We are concerned that the Government’s UK Food Security Report (UKFSR), published in December 2021, is already out-of-date. With the Government not required by statute to publish the next edition until December 2024, we are calling for the UKFSR to be published annually to accompany an annual food security summit chaired by the Prime Minister. There is a need for policy coherence and for strong leadership on food security, and the Cabinet Office should undertake a comprehensive review of departmental responsibilities and structures regarding food policy and its various facets.
Several current and intersecting issues are particularly challenging for our food supply. These include labour shortages—for which we commend the recent report of the Independent Review into Labour Shortages in the Food Supply Chain—as well as fertiliser production and the associated carbon dioxide by-product which is vital to our food supply chain, while we look forward to the Government’s forthcoming Land Use Framework.
Food price inflation is around levels not seen for some 45 years. While some supermarkets have noted their low margins, they are also paying high levels of dividends to shareholders. We are concerned that while many households are skipping meals, the Food Minister does not believe this constitutes a threat to our food security. We disagree, and we call on the Government to broaden its definition.
The high rate of food price inflation and broader increases in the cost of living have also caused an increase in food bank use. We visited food aid organisations in Liverpool and saw the excellent work they do for individuals in highly challenges circumstances. The Government’s substantial support packages are welcome, but it should examine whether lower-income households have sufficient support to ensure their household food security without the need to regularly use food aid organisations. In addition, the Government should examine whether free school meals eligibility should be extended, but more immediately review the current rules that mean households in receipt of Universal Credit must have a post-tax income below £7,400 before benefits in order to be eligible for free school meals.
Obesity levels are already high at 30% of the population and this is forecast to increase to around 40% by 2035, creating very significant costs for the NHS. Poor diet means low-income, even food insecure, households, are more likely to be obese than the general population as healthy food tends to cost more per calorie. Individuals should take responsibility for their food consumption and make healthier choices where this is possible, and the Government should provide more support to make the right choices more accessible and affordable as part of a broader strategy to tackle obesity.
The Government Food Strategy did not cover the issue of health and food and we call on the Government to urgently address the issue.

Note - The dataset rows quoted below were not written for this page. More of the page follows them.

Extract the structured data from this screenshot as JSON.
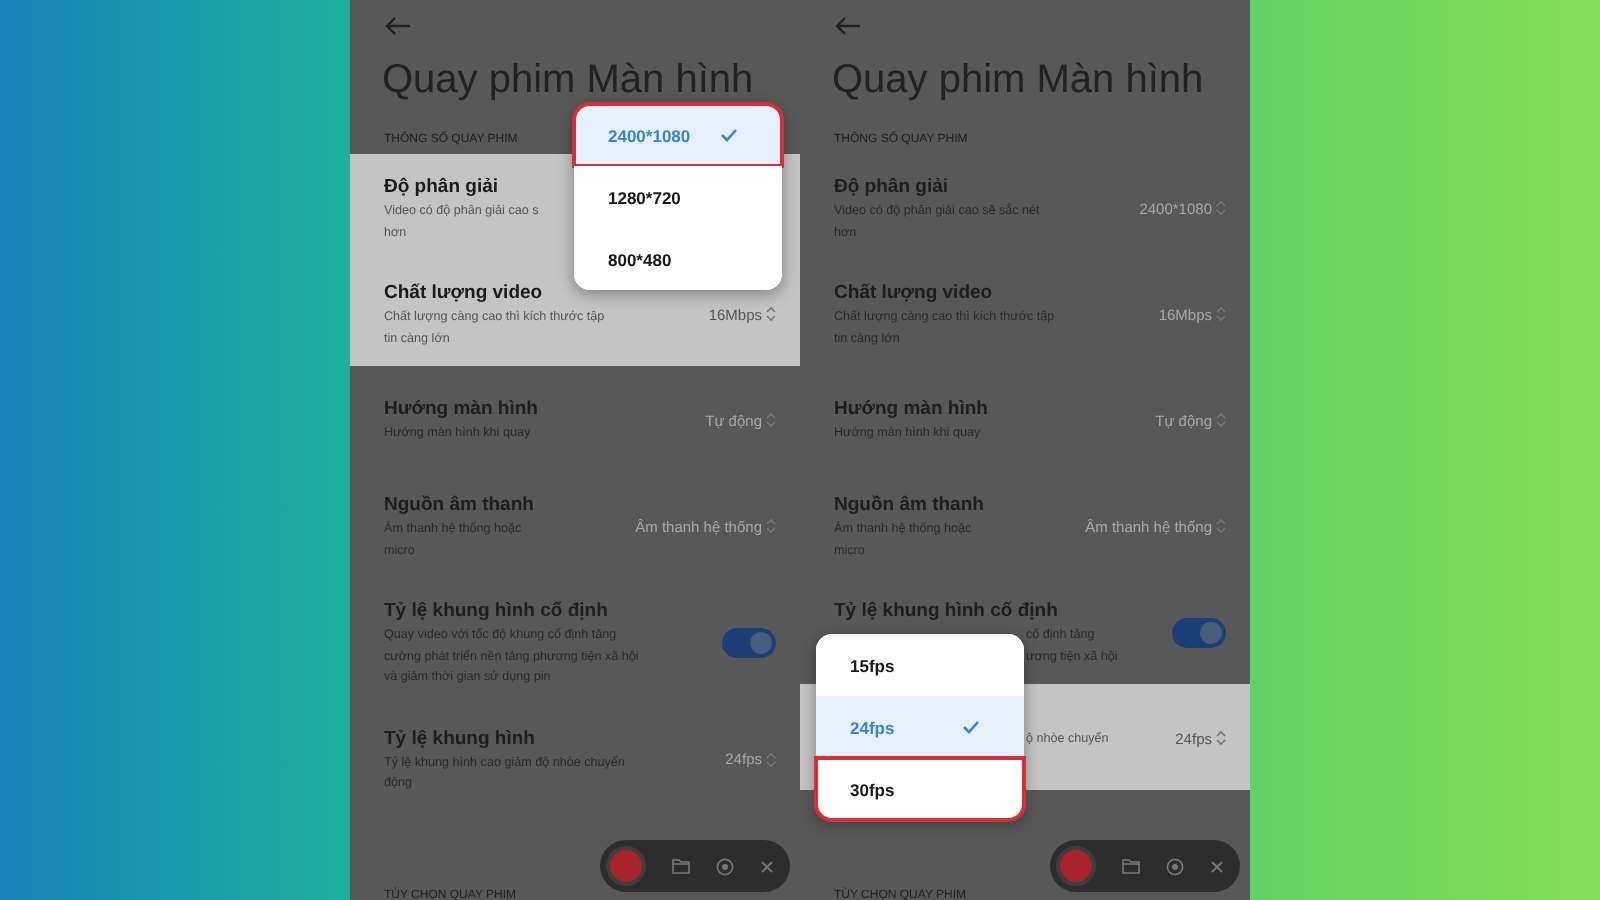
{
  "phones": [
    {
      "title": "Quay phim Màn hình",
      "section": "THÔNG SỐ QUAY PHIM",
      "footer_section": "TÙY CHỌN QUAY PHIM",
      "rows": [
        {
          "kind": "value",
          "title": "Độ phân giải",
          "desc": [
            "Video có độ phân giải cao s",
            "hơn"
          ],
          "highlighted": true,
          "menu": {
            "items": [
              {
                "label": "2400*1080",
                "selected": true,
                "outlined": true
              },
              {
                "label": "1280*720",
                "selected": false,
                "outlined": false
              },
              {
                "label": "800*480",
                "selected": false,
                "outlined": false
              }
            ]
          }
        },
        {
          "kind": "value",
          "title": "Chất lượng video",
          "desc": [
            "Chất lượng càng cao thì kích thước tập",
            "tin càng lớn"
          ],
          "value": "16Mbps",
          "highlighted": true
        },
        {
          "kind": "value",
          "title": "Hướng màn hình",
          "desc": [
            "Hướng màn hình khi quay"
          ],
          "value": "Tự động",
          "highlighted": false
        },
        {
          "kind": "value",
          "title": "Nguồn âm thanh",
          "desc": [
            "Âm thanh hệ thống hoặc",
            "micro"
          ],
          "value": "Âm thanh hệ thống",
          "highlighted": false
        },
        {
          "kind": "toggle",
          "title": "Tỷ lệ khung hình cố định",
          "desc": [
            "Quay video với tốc độ khung cố định tăng",
            "cường phát triển nền tảng phương tiện xã hội",
            "và giảm thời gian sử dụng pin"
          ],
          "on": true,
          "highlighted": false
        },
        {
          "kind": "value",
          "title": "Tỷ lệ khung hình",
          "desc": [
            "Tỷ lệ khung hình cao giảm độ nhòe chuyển",
            "động"
          ],
          "value": "24fps",
          "highlighted": false
        }
      ]
    },
    {
      "title": "Quay phim Màn hình",
      "section": "THÔNG SỐ QUAY PHIM",
      "footer_section": "TÙY CHỌN QUAY PHIM",
      "rows": [
        {
          "kind": "value",
          "title": "Độ phân giải",
          "desc": [
            "Video có độ phân giải cao sẽ sắc nét",
            "hơn"
          ],
          "value": "2400*1080",
          "highlighted": false
        },
        {
          "kind": "value",
          "title": "Chất lượng video",
          "desc": [
            "Chất lượng càng cao thì kích thước tập",
            "tin càng lớn"
          ],
          "value": "16Mbps",
          "highlighted": false
        },
        {
          "kind": "value",
          "title": "Hướng màn hình",
          "desc": [
            "Hướng màn hình khi quay"
          ],
          "value": "Tự động",
          "highlighted": false
        },
        {
          "kind": "value",
          "title": "Nguồn âm thanh",
          "desc": [
            "Âm thanh hệ thống hoặc",
            "micro"
          ],
          "value": "Âm thanh hệ thống",
          "highlighted": false
        },
        {
          "kind": "toggle",
          "title": "Tỷ lệ khung hình cố định",
          "desc": [
            "cố định tăng",
            "ương tiện xã hội"
          ],
          "desc_covered": true,
          "on": true,
          "highlighted": false
        },
        {
          "kind": "value",
          "desc": [
            "ộ nhòe chuyển"
          ],
          "desc_covered": true,
          "value": "24fps",
          "highlighted": true,
          "menu": {
            "items": [
              {
                "label": "15fps",
                "selected": false,
                "outlined": false
              },
              {
                "label": "24fps",
                "selected": true,
                "outlined": false
              },
              {
                "label": "30fps",
                "selected": false,
                "outlined": true
              }
            ]
          }
        }
      ]
    }
  ]
}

It should also consider proposals in the National Food Strategy’s independent review, such as the sugar and salt reformulation tax, and provide analysis of the impact on healthy eating of its decision to further delay the ban on volume price promotions on food high in fat, sugar and salt—such as buy one, get one free (BOGOF) deals—until October 2025.